One of the things Rivette does, and which nobody had done before and few since, is to allow characters to live in their own graciously rendered time and space, often doing nothing in particular but fully committed to that nothing, and often in solitude. Frédérique and Colin especially spend much of their time alone in their rooms, creating diversions for themselves that occupy their attention. One of the movie’s ideas is that humans create their own reality by investing their beliefs in something they make up, including conspiracy theories and grand ideas of belonging to a group that can change the world. For better and worse, the characters all search for something they have to invent.
Out 1, arranged into eight episodes, was screened only a few times and failed to be sold to TV, its natural medium. Rivette then created a four-and-a-half-hour condensation, Out 1: Spectre, that had hardly greater distribution. This abstractly edited fusion of moments and still images makes one yearn for the clarity of the thirteen-hour version, and we can only guess what unprepared viewers made of it.
With much effort, Rivette was able to restore and edit a final version of the eight-part original, now called Out 1: Noli Me Tangere. That Latin phrase refers to Christ’s post-Resurrection remark, “Don’t touch me”, and could be an injunction not to edit any further. It had German and French TV airings in the early ’90s. This 13-disc box offers both the long and the short of it along with an excellent booklet and the making-of, which combines archival interviews with the late Rivette and new interviews of Ogier, photographer Pierre-William Glenn, producer Stéphane Tchalgadjieff and others.

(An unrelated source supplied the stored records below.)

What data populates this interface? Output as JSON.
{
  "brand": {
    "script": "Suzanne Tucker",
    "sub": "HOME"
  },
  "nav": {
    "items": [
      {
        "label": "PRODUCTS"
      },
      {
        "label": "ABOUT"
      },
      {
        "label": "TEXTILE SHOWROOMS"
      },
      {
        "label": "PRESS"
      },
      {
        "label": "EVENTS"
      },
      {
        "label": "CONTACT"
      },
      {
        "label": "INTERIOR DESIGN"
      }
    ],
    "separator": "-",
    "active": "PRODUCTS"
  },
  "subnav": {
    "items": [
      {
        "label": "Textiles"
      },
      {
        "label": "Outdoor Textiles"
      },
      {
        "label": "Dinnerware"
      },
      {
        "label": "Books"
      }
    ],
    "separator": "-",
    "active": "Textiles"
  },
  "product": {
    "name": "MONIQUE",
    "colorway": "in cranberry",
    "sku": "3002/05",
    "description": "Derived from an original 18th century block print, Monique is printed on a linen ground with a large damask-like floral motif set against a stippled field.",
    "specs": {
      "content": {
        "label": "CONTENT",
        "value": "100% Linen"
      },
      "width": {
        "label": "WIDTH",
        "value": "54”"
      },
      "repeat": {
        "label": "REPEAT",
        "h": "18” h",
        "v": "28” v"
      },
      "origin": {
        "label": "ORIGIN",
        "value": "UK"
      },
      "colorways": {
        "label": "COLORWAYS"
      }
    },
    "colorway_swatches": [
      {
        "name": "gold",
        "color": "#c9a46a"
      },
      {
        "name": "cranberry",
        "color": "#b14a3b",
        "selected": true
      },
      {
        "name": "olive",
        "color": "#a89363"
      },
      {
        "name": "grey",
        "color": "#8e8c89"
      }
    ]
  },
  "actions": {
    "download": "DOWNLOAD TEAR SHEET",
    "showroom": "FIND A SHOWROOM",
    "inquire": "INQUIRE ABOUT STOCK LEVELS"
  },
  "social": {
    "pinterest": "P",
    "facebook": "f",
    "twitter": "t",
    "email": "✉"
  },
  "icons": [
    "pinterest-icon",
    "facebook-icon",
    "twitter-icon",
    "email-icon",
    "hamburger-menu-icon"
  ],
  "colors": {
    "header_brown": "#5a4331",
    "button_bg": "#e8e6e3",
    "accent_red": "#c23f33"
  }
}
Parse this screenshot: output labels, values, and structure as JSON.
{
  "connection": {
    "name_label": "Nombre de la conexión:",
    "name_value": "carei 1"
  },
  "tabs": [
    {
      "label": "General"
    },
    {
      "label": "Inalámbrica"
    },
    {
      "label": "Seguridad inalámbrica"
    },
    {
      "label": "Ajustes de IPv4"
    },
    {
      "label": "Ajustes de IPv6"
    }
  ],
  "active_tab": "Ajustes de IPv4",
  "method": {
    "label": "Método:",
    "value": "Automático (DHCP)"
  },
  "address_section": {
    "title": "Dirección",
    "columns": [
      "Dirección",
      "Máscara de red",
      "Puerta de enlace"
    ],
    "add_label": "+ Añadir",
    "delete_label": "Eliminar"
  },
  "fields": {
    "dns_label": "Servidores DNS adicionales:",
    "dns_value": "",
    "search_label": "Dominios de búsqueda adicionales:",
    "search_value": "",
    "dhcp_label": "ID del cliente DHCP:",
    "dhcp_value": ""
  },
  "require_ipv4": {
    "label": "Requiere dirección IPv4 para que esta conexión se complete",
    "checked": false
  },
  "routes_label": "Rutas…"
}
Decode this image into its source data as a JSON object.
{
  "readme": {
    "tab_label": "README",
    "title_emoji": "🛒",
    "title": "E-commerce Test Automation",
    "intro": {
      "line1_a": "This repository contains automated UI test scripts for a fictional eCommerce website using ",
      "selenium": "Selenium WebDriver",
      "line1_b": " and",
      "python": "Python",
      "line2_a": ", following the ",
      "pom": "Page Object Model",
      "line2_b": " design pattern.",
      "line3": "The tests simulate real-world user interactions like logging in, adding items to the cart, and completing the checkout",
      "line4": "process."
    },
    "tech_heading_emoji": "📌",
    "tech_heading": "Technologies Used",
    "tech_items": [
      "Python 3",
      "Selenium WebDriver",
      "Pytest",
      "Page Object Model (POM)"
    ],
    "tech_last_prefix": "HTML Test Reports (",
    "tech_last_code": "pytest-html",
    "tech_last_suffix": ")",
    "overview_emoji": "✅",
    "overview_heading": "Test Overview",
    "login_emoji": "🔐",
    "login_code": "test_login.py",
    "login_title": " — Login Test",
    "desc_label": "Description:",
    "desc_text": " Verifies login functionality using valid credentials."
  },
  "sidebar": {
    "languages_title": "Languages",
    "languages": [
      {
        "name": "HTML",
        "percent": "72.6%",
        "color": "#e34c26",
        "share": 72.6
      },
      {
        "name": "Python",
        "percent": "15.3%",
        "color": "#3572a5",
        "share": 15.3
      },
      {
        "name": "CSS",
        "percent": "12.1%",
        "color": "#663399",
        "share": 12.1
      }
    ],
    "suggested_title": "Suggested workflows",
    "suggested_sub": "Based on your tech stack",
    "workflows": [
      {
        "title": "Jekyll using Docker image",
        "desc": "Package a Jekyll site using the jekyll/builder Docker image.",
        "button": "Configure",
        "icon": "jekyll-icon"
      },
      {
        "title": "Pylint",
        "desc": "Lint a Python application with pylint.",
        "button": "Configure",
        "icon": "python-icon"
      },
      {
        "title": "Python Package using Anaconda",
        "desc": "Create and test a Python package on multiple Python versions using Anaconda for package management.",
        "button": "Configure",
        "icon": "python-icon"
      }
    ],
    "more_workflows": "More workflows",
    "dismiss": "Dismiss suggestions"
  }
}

It’s a tough sell for that mythical beast, “the average viewer”, but what average viewer wants 13 hours of graceful, intense, serene, vexing, and now nostalgic teasing by Jacques Rivette? If you know what you’re letting yourself in for, and perhaps even if you don’t, it’s possible to be captivated by the sheer dance of it, by the tantalizing possibility of an elusive explanation that feels just on the verge of disclosing before it flees back into the labyrinth, as time and perverse impulses and human connections become the mystery driving this film just as they drive our lives.
As it oscillates between the amusing and mystifying, the real and the put-on, the intellectual and emotional, Rivette’s movie gathers the force of a crazy, willful, wayward masterpiece to those of us intrigued by its hints and signs into believing something’s there. For unless you believe something’s there, you’ll never find it.